• DATA RECORDS

┄┄┄┄┄┄┄┄┄┄┄┄┄┄┄┄┄┄┄┄

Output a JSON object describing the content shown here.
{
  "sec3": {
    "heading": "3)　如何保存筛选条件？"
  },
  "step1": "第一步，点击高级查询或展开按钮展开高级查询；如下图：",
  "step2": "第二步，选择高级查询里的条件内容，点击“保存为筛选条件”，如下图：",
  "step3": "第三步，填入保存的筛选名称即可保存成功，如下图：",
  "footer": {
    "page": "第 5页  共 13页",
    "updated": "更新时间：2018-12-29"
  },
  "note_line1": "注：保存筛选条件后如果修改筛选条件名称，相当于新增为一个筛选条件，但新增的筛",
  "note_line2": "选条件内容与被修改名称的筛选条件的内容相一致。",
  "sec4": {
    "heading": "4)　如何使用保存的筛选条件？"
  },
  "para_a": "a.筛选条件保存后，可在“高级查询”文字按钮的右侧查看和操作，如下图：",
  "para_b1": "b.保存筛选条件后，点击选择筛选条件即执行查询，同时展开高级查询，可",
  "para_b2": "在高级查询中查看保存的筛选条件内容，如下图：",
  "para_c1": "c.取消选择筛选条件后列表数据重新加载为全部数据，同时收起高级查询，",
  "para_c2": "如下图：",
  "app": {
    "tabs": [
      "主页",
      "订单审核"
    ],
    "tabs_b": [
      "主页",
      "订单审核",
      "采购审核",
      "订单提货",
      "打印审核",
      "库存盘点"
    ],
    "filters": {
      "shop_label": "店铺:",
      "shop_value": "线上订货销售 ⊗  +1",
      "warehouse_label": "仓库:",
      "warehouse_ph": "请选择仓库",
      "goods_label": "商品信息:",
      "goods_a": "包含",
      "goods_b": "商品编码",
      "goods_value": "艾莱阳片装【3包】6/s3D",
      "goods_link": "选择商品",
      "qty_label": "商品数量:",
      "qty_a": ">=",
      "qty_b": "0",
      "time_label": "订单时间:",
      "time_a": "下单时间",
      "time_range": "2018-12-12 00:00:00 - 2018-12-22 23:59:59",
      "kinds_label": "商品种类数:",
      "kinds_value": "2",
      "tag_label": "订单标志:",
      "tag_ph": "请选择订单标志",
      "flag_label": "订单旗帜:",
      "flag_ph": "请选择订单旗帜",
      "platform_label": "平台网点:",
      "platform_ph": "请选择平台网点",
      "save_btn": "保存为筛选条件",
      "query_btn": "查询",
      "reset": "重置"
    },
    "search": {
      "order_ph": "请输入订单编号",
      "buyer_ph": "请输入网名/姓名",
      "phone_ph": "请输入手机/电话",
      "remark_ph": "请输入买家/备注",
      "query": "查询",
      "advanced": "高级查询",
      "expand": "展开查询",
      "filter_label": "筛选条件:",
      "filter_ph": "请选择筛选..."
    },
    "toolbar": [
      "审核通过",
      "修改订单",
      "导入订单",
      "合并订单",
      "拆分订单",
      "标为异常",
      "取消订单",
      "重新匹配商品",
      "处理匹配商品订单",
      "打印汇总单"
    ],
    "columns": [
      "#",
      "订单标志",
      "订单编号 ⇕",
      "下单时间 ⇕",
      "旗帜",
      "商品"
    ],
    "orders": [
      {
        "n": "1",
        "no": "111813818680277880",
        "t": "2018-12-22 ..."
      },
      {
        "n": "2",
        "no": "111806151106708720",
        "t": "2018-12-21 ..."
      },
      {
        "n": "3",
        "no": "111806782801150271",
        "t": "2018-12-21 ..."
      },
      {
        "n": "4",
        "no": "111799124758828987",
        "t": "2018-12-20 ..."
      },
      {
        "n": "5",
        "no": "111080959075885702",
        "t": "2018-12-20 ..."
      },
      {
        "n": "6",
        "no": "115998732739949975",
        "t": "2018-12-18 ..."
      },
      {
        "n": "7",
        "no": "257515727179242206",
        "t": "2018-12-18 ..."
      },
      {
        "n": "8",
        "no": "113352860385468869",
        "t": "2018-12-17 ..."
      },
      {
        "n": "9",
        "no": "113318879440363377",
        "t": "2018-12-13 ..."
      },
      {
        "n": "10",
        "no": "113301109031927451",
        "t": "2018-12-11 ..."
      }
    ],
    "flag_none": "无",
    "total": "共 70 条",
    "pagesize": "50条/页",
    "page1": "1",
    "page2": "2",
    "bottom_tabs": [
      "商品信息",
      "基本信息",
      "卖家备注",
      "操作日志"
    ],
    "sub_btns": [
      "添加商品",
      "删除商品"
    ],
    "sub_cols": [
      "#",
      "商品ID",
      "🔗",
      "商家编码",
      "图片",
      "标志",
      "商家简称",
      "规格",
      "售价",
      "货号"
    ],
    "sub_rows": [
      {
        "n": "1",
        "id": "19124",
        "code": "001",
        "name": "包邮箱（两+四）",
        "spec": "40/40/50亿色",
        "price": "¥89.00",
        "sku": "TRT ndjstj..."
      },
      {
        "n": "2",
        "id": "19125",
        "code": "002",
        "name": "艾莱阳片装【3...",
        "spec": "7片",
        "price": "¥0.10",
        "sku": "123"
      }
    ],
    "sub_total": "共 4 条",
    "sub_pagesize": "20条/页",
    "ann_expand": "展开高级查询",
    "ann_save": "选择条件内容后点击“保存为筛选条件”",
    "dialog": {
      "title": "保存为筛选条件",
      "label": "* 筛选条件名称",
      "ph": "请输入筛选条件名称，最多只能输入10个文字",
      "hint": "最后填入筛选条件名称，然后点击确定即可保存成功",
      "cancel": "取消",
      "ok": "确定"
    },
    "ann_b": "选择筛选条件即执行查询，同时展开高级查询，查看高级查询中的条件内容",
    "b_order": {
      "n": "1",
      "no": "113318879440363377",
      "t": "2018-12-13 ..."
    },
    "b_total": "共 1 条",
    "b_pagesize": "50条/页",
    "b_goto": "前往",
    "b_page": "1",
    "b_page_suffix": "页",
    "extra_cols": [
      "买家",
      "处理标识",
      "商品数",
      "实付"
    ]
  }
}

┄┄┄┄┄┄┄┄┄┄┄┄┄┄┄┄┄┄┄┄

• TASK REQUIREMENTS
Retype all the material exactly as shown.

• WRITTEN REPLY
Output a JSON object describing the content shown here.
{
  "sec3": {
    "heading": "3)　如何保存筛选条件？"
  },
  "step1": "第一步，点击高级查询或展开按钮展开高级查询；如下图：",
  "step2": "第二步，选择高级查询里的条件内容，点击“保存为筛选条件”，如下图：",
  "step3": "第三步，填入保存的筛选名称即可保存成功，如下图：",
  "footer": {
    "page": "第 5页  共 13页",
    "updated": "更新时间：2018-12-29"
  },
  "note_line1": "注：保存筛选条件后如果修改筛选条件名称，相当于新增为一个筛选条件，但新增的筛",
  "note_line2": "选条件内容与被修改名称的筛选条件的内容相一致。",
  "sec4": {
    "heading": "4)　如何使用保存的筛选条件？"
  },
  "para_a": "a.筛选条件保存后，可在“高级查询”文字按钮的右侧查看和操作，如下图：",
  "para_b1": "b.保存筛选条件后，点击选择筛选条件即执行查询，同时展开高级查询，可",
  "para_b2": "在高级查询中查看保存的筛选条件内容，如下图：",
  "para_c1": "c.取消选择筛选条件后列表数据重新加载为全部数据，同时收起高级查询，",
  "para_c2": "如下图：",
  "app": {
    "tabs": [
      "主页",
      "订单审核"
    ],
    "tabs_b": [
      "主页",
      "订单审核",
      "采购审核",
      "订单提货",
      "打印审核",
      "库存盘点"
    ],
    "filters": {
      "shop_label": "店铺:",
      "shop_value": "线上订货销售 ⊗  +1",
      "warehouse_label": "仓库:",
      "warehouse_ph": "请选择仓库",
      "goods_label": "商品信息:",
      "goods_a": "包含",
      "goods_b": "商品编码",
      "goods_value": "艾莱阳片装【3包】6/s3D",
      "goods_link": "选择商品",
      "qty_label": "商品数量:",
      "qty_a": ">=",
      "qty_b": "0",
      "time_label": "订单时间:",
      "time_a": "下单时间",
      "time_range": "2018-12-12 00:00:00 - 2018-12-22 23:59:59",
      "kinds_label": "商品种类数:",
      "kinds_value": "2",
      "tag_label": "订单标志:",
      "tag_ph": "请选择订单标志",
      "flag_label": "订单旗帜:",
      "flag_ph": "请选择订单旗帜",
      "platform_label": "平台网点:",
      "platform_ph": "请选择平台网点",
      "save_btn": "保存为筛选条件",
      "query_btn": "查询",
      "reset": "重置"
    },
    "search": {
      "order_ph": "请输入订单编号",
      "buyer_ph": "请输入网名/姓名",
      "phone_ph": "请输入手机/电话",
      "remark_ph": "请输入买家/备注",
      "query": "查询",
      "advanced": "高级查询",
      "expand": "展开查询",
      "filter_label": "筛选条件:",
      "filter_ph": "请选择筛选..."
    },
    "toolbar": [
      "审核通过",
      "修改订单",
      "导入订单",
      "合并订单",
      "拆分订单",
      "标为异常",
      "取消订单",
      "重新匹配商品",
      "处理匹配商品订单",
      "打印汇总单"
    ],
    "columns": [
      "#",
      "订单标志",
      "订单编号 ⇕",
      "下单时间 ⇕",
      "旗帜",
      "商品"
    ],
    "orders": [
      {
        "n": "1",
        "no": "111813818680277880",
        "t": "2018-12-22 ..."
      },
      {
        "n": "2",
        "no": "111806151106708720",
        "t": "2018-12-21 ..."
      },
      {
        "n": "3",
        "no": "111806782801150271",
        "t": "2018-12-21 ..."
      },
      {
        "n": "4",
        "no": "111799124758828987",
        "t": "2018-12-20 ..."
      },
      {
        "n": "5",
        "no": "111080959075885702",
        "t": "2018-12-20 ..."
      },
      {
        "n": "6",
        "no": "115998732739949975",
        "t": "2018-12-18 ..."
      },
      {
        "n": "7",
        "no": "257515727179242206",
        "t": "2018-12-18 ..."
      },
      {
        "n": "8",
        "no": "113352860385468869",
        "t": "2018-12-17 ..."
      },
      {
        "n": "9",
        "no": "113318879440363377",
        "t": "2018-12-13 ..."
      },
      {
        "n": "10",
        "no": "113301109031927451",
        "t": "2018-12-11 ..."
      }
    ],
    "flag_none": "无",
    "total": "共 70 条",
    "pagesize": "50条/页",
    "page1": "1",
    "page2": "2",
    "bottom_tabs": [
      "商品信息",
      "基本信息",
      "卖家备注",
      "操作日志"
    ],
    "sub_btns": [
      "添加商品",
      "删除商品"
    ],
    "sub_cols": [
      "#",
      "商品ID",
      "🔗",
      "商家编码",
      "图片",
      "标志",
      "商家简称",
      "规格",
      "售价",
      "货号"
    ],
    "sub_rows": [
      {
        "n": "1",
        "id": "19124",
        "code": "001",
        "name": "包邮箱（两+四）",
        "spec": "40/40/50亿色",
        "price": "¥89.00",
        "sku": "TRT ndjstj..."
      },
      {
        "n": "2",
        "id": "19125",
        "code": "002",
        "name": "艾莱阳片装【3...",
        "spec": "7片",
        "price": "¥0.10",
        "sku": "123"
      }
    ],
    "sub_total": "共 4 条",
    "sub_pagesize": "20条/页",
    "ann_expand": "展开高级查询",
    "ann_save": "选择条件内容后点击“保存为筛选条件”",
    "dialog": {
      "title": "保存为筛选条件",
      "label": "* 筛选条件名称",
      "ph": "请输入筛选条件名称，最多只能输入10个文字",
      "hint": "最后填入筛选条件名称，然后点击确定即可保存成功",
      "cancel": "取消",
      "ok": "确定"
    },
    "ann_b": "选择筛选条件即执行查询，同时展开高级查询，查看高级查询中的条件内容",
    "b_order": {
      "n": "1",
      "no": "113318879440363377",
      "t": "2018-12-13 ..."
    },
    "b_total": "共 1 条",
    "b_pagesize": "50条/页",
    "b_goto": "前往",
    "b_page": "1",
    "b_page_suffix": "页",
    "extra_cols": [
      "买家",
      "处理标识",
      "商品数",
      "实付"
    ]
  }
}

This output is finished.